Yesterday I began Betty MacDonald’s The Plague and I, a rollicking account of her year in a tuberculosis sanatorium. No, seriously, I do have to admit, probably only MacDonald could make this a good read. I mean, she made life on a chicken farm hilarious in The Egg and I so who was I to doubt? I have coupled it with a serious attempt to finish Clare Clarke’s The Great Stink because the reviews were so good, and the writing is so evocative. But that’s sort of the problem. It’s a book about the engineering and building of London’s sewer system – and even I, the great iron-stomached one, am finding it tough to read it while eating, which is my favorite way to read.

So I am off for my lunch hour – to read about TB or read about sewage. Tough call.


Anonymous said...

I read The Egg and I when dinosaurs roamed the earth. My parents had it on their bookshelf - not sure who bought it - next to the Reader Digest Condensed Books. I couldn't get enough of it and I think it's responsible for my obsession with "Books on The Farm/Renovating Old House/Moving to a Foreign Country/etcetera. I had no idea she had another book so now I'm off to find the TB book.

Kathy said...

I'd go with TB -- in fact, I may have to see if we have that book.

Bybee said...

I always wondered what The Plague And I was about. Thanks!

TLB said...

I wonder if Primo might like The Dark is Rising series. So excellent. Though it might be a little dark still if he's on the young side. (I don't remember how old he is. Bad blog friend! Bad!)

Iamthebookworm said...

The Alex Ryder series IS good, but how old is Primo? My library catalogs them as Young Adult which means at least age 12. The kids in the library keep asking for Brian Jacques. I've never read them though. The kids in my neighborhood have started getting into Pokemon (including my 9 year old nephew) but I think they trade just to trade!

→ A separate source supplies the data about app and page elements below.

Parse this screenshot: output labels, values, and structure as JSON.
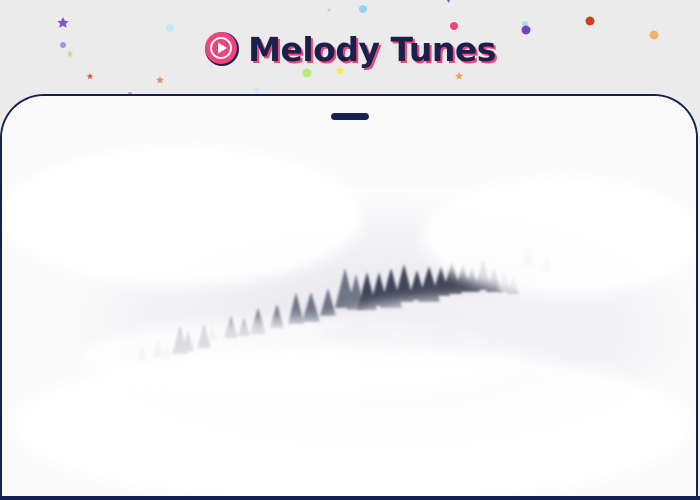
{
  "brand": {
    "name": "Melody Tunes",
    "icon": "play-circle-icon",
    "icon_color": "#f0457a",
    "text_color": "#1a1f4c"
  },
  "frame": {
    "border_color": "#14204f",
    "background": "#ebebeb"
  },
  "hero_image": {
    "subject": "misty-forest-photo"
  }
}
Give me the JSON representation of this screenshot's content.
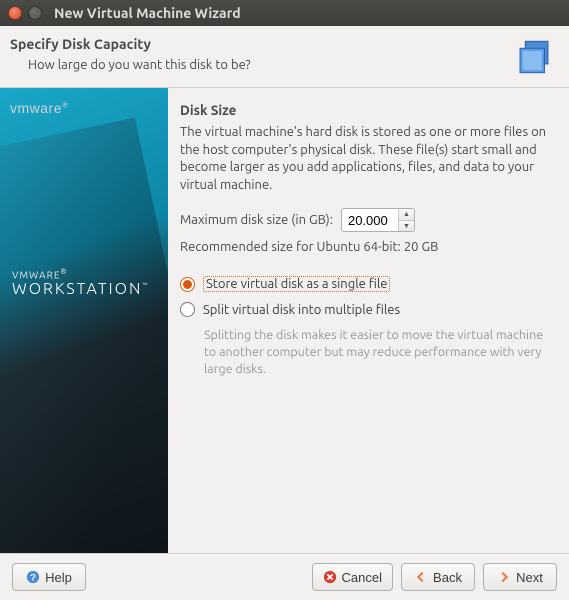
{
  "window": {
    "title": "New Virtual Machine Wizard"
  },
  "header": {
    "title": "Specify Disk Capacity",
    "subtitle": "How large do you want this disk to be?"
  },
  "sidebar": {
    "logo_small": "vmware",
    "brand_top": "VMWARE",
    "brand_main": "WORKSTATION"
  },
  "content": {
    "section_title": "Disk Size",
    "description": "The virtual machine's hard disk is stored as one or more files on the host computer's physical disk. These file(s) start small and become larger as you add applications, files, and data to your virtual machine.",
    "max_size_label": "Maximum disk size (in GB):",
    "max_size_value": "20.000",
    "recommended": "Recommended size for Ubuntu 64-bit: 20 GB",
    "radio_single": "Store virtual disk as a single file",
    "radio_split": "Split virtual disk into multiple files",
    "split_hint": "Splitting the disk makes it easier to move the virtual machine to another computer but may reduce performance with very large disks.",
    "selected_option": "single"
  },
  "footer": {
    "help": "Help",
    "cancel": "Cancel",
    "back": "Back",
    "next": "Next"
  },
  "colors": {
    "accent_orange": "#e97f3b",
    "close_red": "#d84b28"
  }
}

Sarah Louise said...

I'm glad we can still be friends and not read the same books. I don't know , do boys read Pippi Longstocking and Mrs. Piggle Wiggle? I loved those when I started reading. Also, the children of noisy village (my British edition is the children of bullerby.)

I can help keep you "in books" all summer--it's what I do...

Jess said...

Oh, Dahl....I drool...

Don't forget The Twits and The Witches and The BFG and George's Marvelous Medicine and Fantastic Mr. Fox and The Magic Finger and The Vicar of Nibbleswicke.


We went through a BEEG Dahl thing here - he's marvelous for small boys.
He's written a few biographical (Boy and Going Solo) books, as well, although they may be a few years too old for your boy. Something to keep in mind, though, as he'll probably love the adventures.

(His adult fiction is good too, although hard to find now.)

Jess said...

I SWEAR I wrote a nice long comment with several recommendations. I remember it clearly...sigh.

If you haven't already tried these...Edward Eager, Lloyd Alexander, Helen Cresswell (Ordinary Jack is the first), Kate DiCamillo...I know there were others.